17 Mar 2022
Glenn Ganley & Samuel Rees
Robin Nicolle, Alexandra Jolly. Casey Stevenson
It’s always the sad, small little people who let power go to their heads. From that one overbearing boss we’ve all had, to the guy overcompensating for his fragile machismo by starting a war in Ukraine – there’s just some people who should never be trusted with authority. Honest Police is the story of one such individual - a wannabe cop who can’t bare to see the slightest infractions go unpunished.
A mysterious man named Kevin (Robin Nicolle) roams the streets day and night dressed in a cheap policeman’s uniform, in search of wrongdoers and rulebreakers. However, his victims are not committing crimes – and are instead guilty of only minor lapses of dishonesty, such as not using a seatbelt when changing parking spaces, or failing to report the wrong change from a shop. The ‘honest cop’ lays down his interpretation of the law – but the real deal police are wise to him, and hot on his tail.

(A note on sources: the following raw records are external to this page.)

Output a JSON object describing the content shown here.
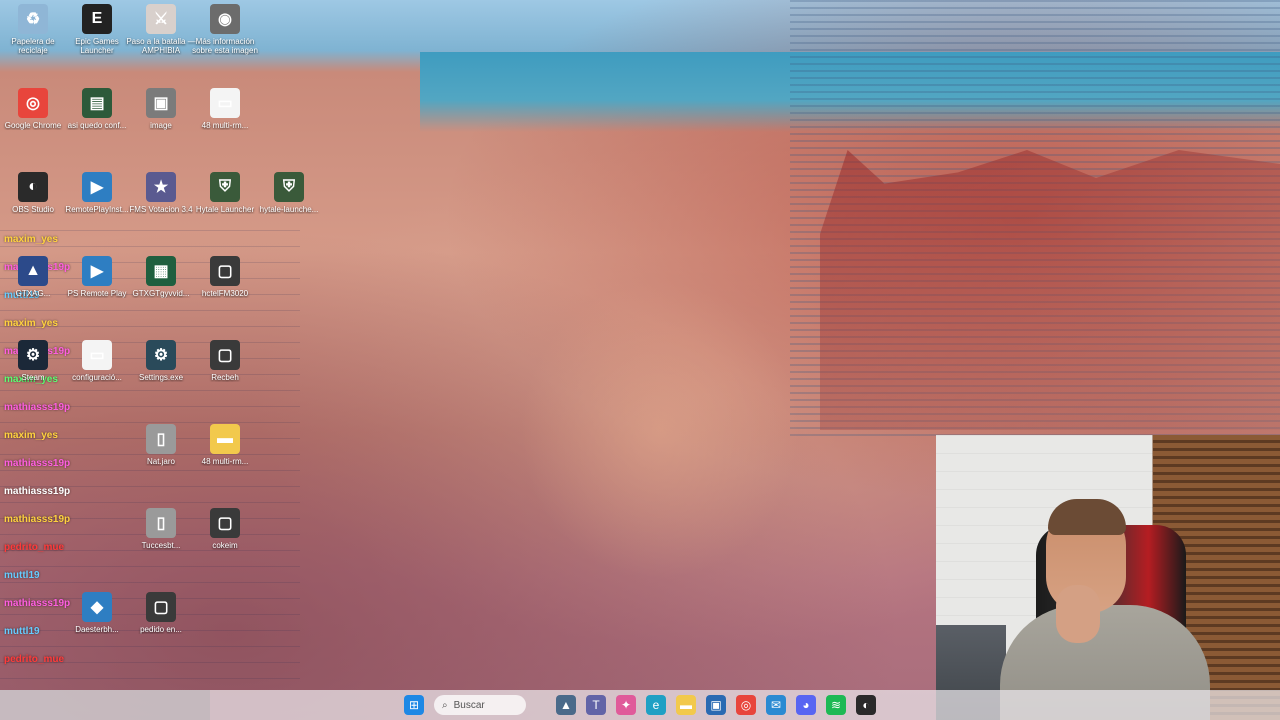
{
  "desktop_icons": [
    {
      "label": "Papelera de reciclaje",
      "icon": "recycle-bin-icon",
      "color": "#8fb6d6"
    },
    {
      "label": "Epic Games Launcher",
      "icon": "epic-games-icon",
      "color": "#222222"
    },
    {
      "label": "Paso a la batalla — AMPHIBIA",
      "icon": "game-shortcut-icon",
      "color": "#d8d0cc"
    },
    {
      "label": "Más información sobre esta imagen",
      "icon": "info-camera-icon",
      "color": "#6c6c6c"
    },
    {
      "label": "Google Chrome",
      "icon": "chrome-icon",
      "color": "#e8453c"
    },
    {
      "label": "asi quedo conf...",
      "icon": "document-icon",
      "color": "#2d5a3a"
    },
    {
      "label": "image",
      "icon": "image-file-icon",
      "color": "#7b7b7b"
    },
    {
      "label": "48 multi-rm...",
      "icon": "text-file-icon",
      "color": "#f4f4f4"
    },
    {
      "label": "OBS Studio",
      "icon": "obs-icon",
      "color": "#2a2a2a"
    },
    {
      "label": "RemotePlayInst...",
      "icon": "remote-play-icon",
      "color": "#2e7ec2"
    },
    {
      "label": "FMS Votacion 3.4",
      "icon": "fms-icon",
      "color": "#5a5a90"
    },
    {
      "label": "Hytale Launcher",
      "icon": "hytale-icon",
      "color": "#3a5a3a"
    },
    {
      "label": "hytale-launche...",
      "icon": "hytale-installer-icon",
      "color": "#3a5a3a"
    },
    {
      "label": "GTXAG...",
      "icon": "game-icon",
      "color": "#2c4a8a"
    },
    {
      "label": "PS Remote Play",
      "icon": "ps-remote-play-icon",
      "color": "#2e7ec2"
    },
    {
      "label": "GTXGTgyvvid...",
      "icon": "program-icon",
      "color": "#1f5f3f"
    },
    {
      "label": "hctelFM3020",
      "icon": "window-icon",
      "color": "#3a3a3a"
    },
    {
      "label": "Steam",
      "icon": "steam-icon",
      "color": "#1b2838"
    },
    {
      "label": "configuració...",
      "icon": "text-file-icon",
      "color": "#f4f4f4"
    },
    {
      "label": "Settings.exe",
      "icon": "settings-icon",
      "color": "#2a4a5a"
    },
    {
      "label": "Recbeh",
      "icon": "window-icon",
      "color": "#3a3a3a"
    },
    {
      "label": "Nat.jaro",
      "icon": "file-icon",
      "color": "#9a9a9a"
    },
    {
      "label": "48 multi-rm...",
      "icon": "folder-icon",
      "color": "#f2c94c"
    },
    {
      "label": "Tuccesbt...",
      "icon": "file-icon",
      "color": "#9a9a9a"
    },
    {
      "label": "cokeim",
      "icon": "window-icon",
      "color": "#3a3a3a"
    },
    {
      "label": "Daesterbh...",
      "icon": "ps-icon",
      "color": "#2e7ec2"
    },
    {
      "label": "pedido en...",
      "icon": "window-icon",
      "color": "#3a3a3a"
    }
  ],
  "chat_lines": [
    {
      "user": "maxim_yes",
      "color": "#ffd23f"
    },
    {
      "user": "mathiasss19p",
      "color": "#ff5ee0"
    },
    {
      "user": "muttl19",
      "color": "#66ccff"
    },
    {
      "user": "maxim_yes",
      "color": "#ffd23f"
    },
    {
      "user": "mathiasss19p",
      "color": "#ff5ee0"
    },
    {
      "user": "maxim_yes",
      "color": "#5cff72"
    },
    {
      "user": "mathiasss19p",
      "color": "#ff5ee0"
    },
    {
      "user": "maxim_yes",
      "color": "#ffd23f"
    },
    {
      "user": "mathiasss19p",
      "color": "#ff5ee0"
    },
    {
      "user": "mathiasss19p",
      "color": "#ffffff"
    },
    {
      "user": "mathiasss19p",
      "color": "#ffd23f"
    },
    {
      "user": "pedrito_mue",
      "color": "#ff3b3b"
    },
    {
      "user": "muttl19",
      "color": "#66ccff"
    },
    {
      "user": "mathiasss19p",
      "color": "#ff5ee0"
    },
    {
      "user": "muttl19",
      "color": "#66ccff"
    },
    {
      "user": "pedrito_mue",
      "color": "#ff3b3b"
    }
  ],
  "taskbar": {
    "search_placeholder": "Buscar",
    "apps": [
      {
        "name": "start-button",
        "icon": "windows-icon",
        "color": "#1e88e5"
      },
      {
        "name": "widgets-button",
        "icon": "landscape-icon",
        "color": "#4a6a8a"
      },
      {
        "name": "teams-button",
        "icon": "teams-icon",
        "color": "#6264a7"
      },
      {
        "name": "copilot-button",
        "icon": "copilot-icon",
        "color": "#e05a9a"
      },
      {
        "name": "edge-button",
        "icon": "edge-icon",
        "color": "#1fa0c4"
      },
      {
        "name": "explorer-button",
        "icon": "folder-icon",
        "color": "#f2c94c"
      },
      {
        "name": "store-button",
        "icon": "store-icon",
        "color": "#2a6ab2"
      },
      {
        "name": "chrome-button",
        "icon": "chrome-icon",
        "color": "#e8453c"
      },
      {
        "name": "mail-button",
        "icon": "mail-icon",
        "color": "#2a8ad2"
      },
      {
        "name": "discord-button",
        "icon": "discord-icon",
        "color": "#5865f2"
      },
      {
        "name": "spotify-button",
        "icon": "spotify-icon",
        "color": "#1db954"
      },
      {
        "name": "obs-button",
        "icon": "obs-icon",
        "color": "#2a2a2a"
      }
    ]
  }
}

Its difficult to nail down exactly what Honest Police is trying to accomplish. As a comedy, it enjoys minor success with its farcical portrayal of a nobody who yearns for the power and respect a police uniform brings, and laughs do ensue from the overzealousness of Robin Nicolle’s straight-faced yet ludicrous performance. But the film lacks any real statement where it feels like one should be. There is no developed commentary on the role of police in society, or on the macho nature of power and how this corrupts.
Any drama the film attempts to imbue is undercut by a confusing and illogical plot which goes nowhere and gives little context or information to the story. We know nothing of the honest cop’s motivations or background, and therefore it is hard to reach any sort of opinion on him as protagonist or antagonist. The story side-tracks to a halt when exploring the love-life of random victims Robbie (Casey Stevenson) and Jessica (Alexandra Jolly), in one particularly painfully-acted scene which appears to have been included solely to provide for an even more confusing twist-ending. The plot itself is unsatisfactory, but the structuring issues here make it illegible.

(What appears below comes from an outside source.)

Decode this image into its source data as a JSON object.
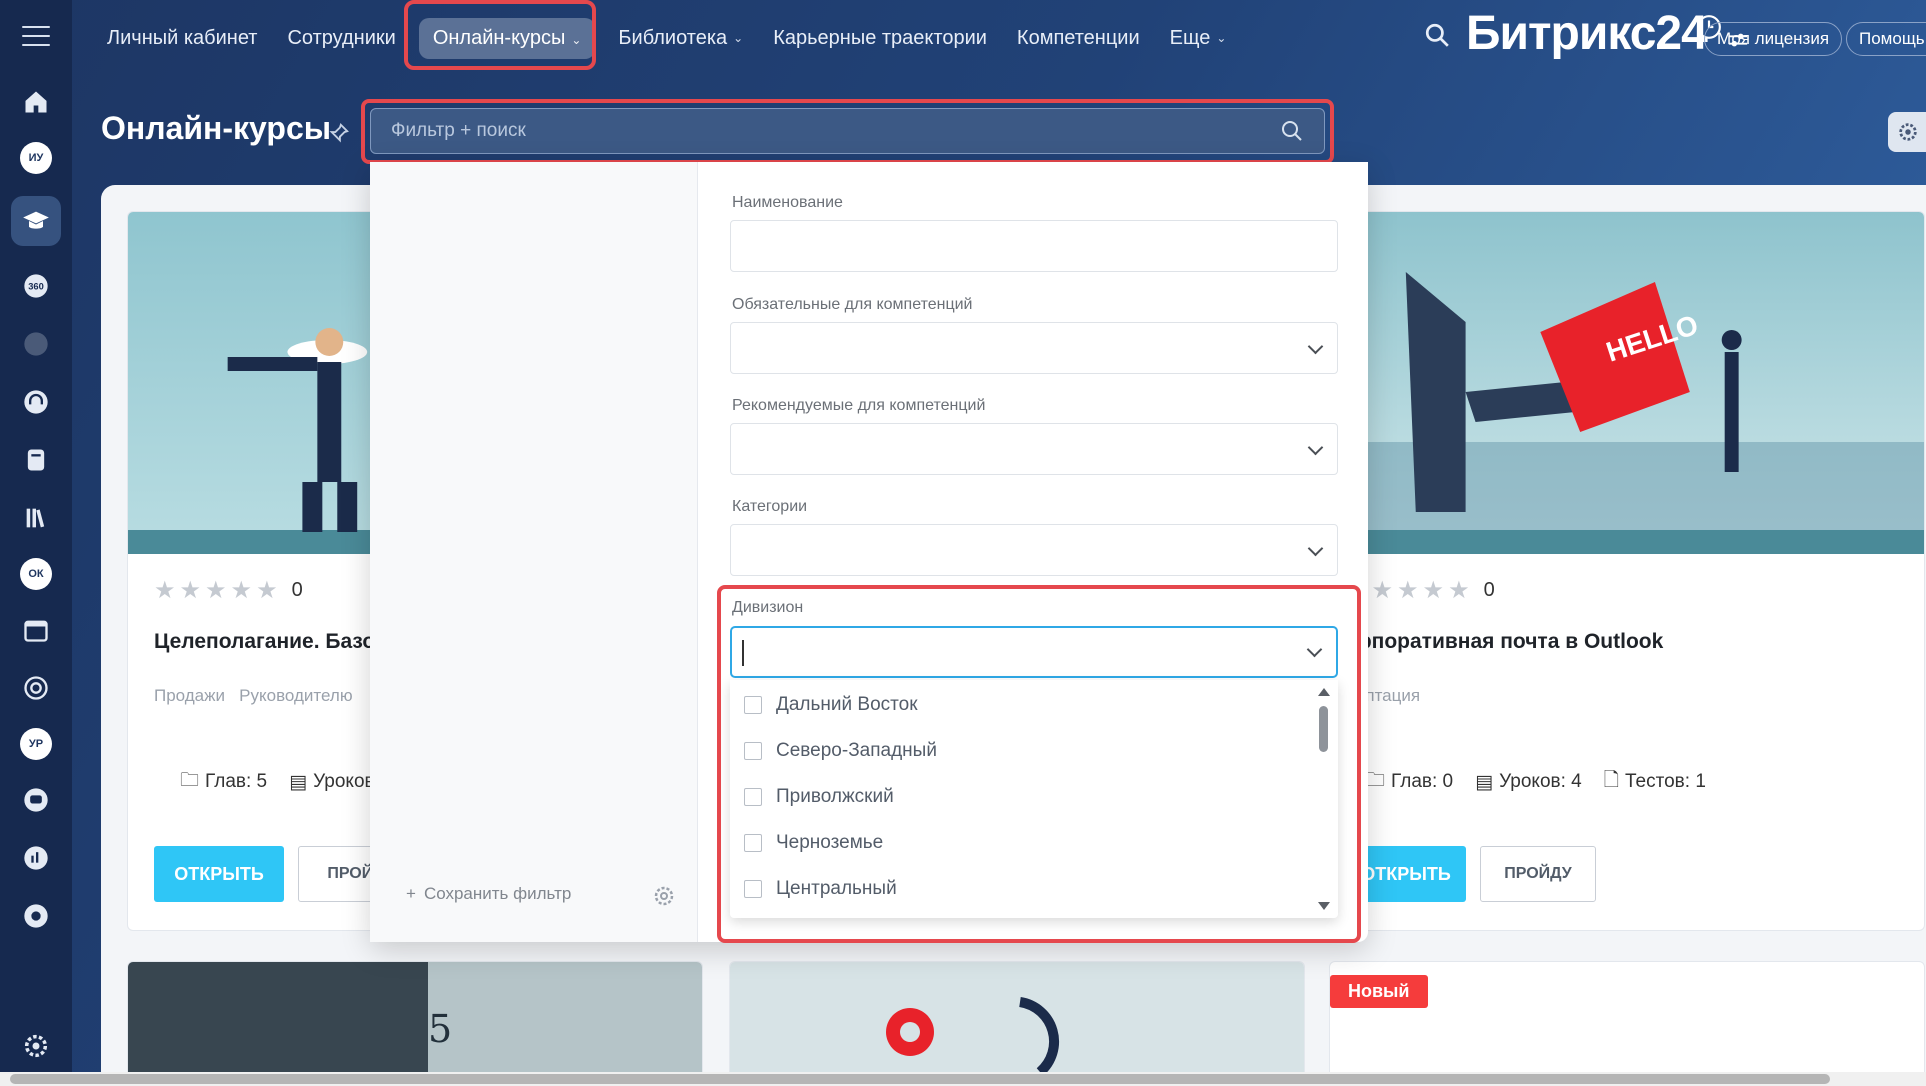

Given the smaller budget of the film, the production quality is impressive and works as an asset to the film. The honest cop’s blatantly cheap uniform contrasts well with the professional-looking uniforms of the legitimate officers and adds a solid layer of gag to the cop’s tyrannical actions. A recurring 70s-style funk soundtrack never gets old, and is easy to imagine playing in the cop’s head as he lives out his likely TV-show inspired dream of police life. And the film creates a frantic pace for its chase scenes with smart editing choices. There are however some botches evident, such as failure to balance the sound levels, and the seeming inclusion of a flubbed line at one point.
There’s a cheesy charm to Honest Cop, and the irreverent sense of humour it boasts is worth a few genuine laughs. But poor acting, and lack of any meaningful story or themes mean it is ultimately forgettable and messy.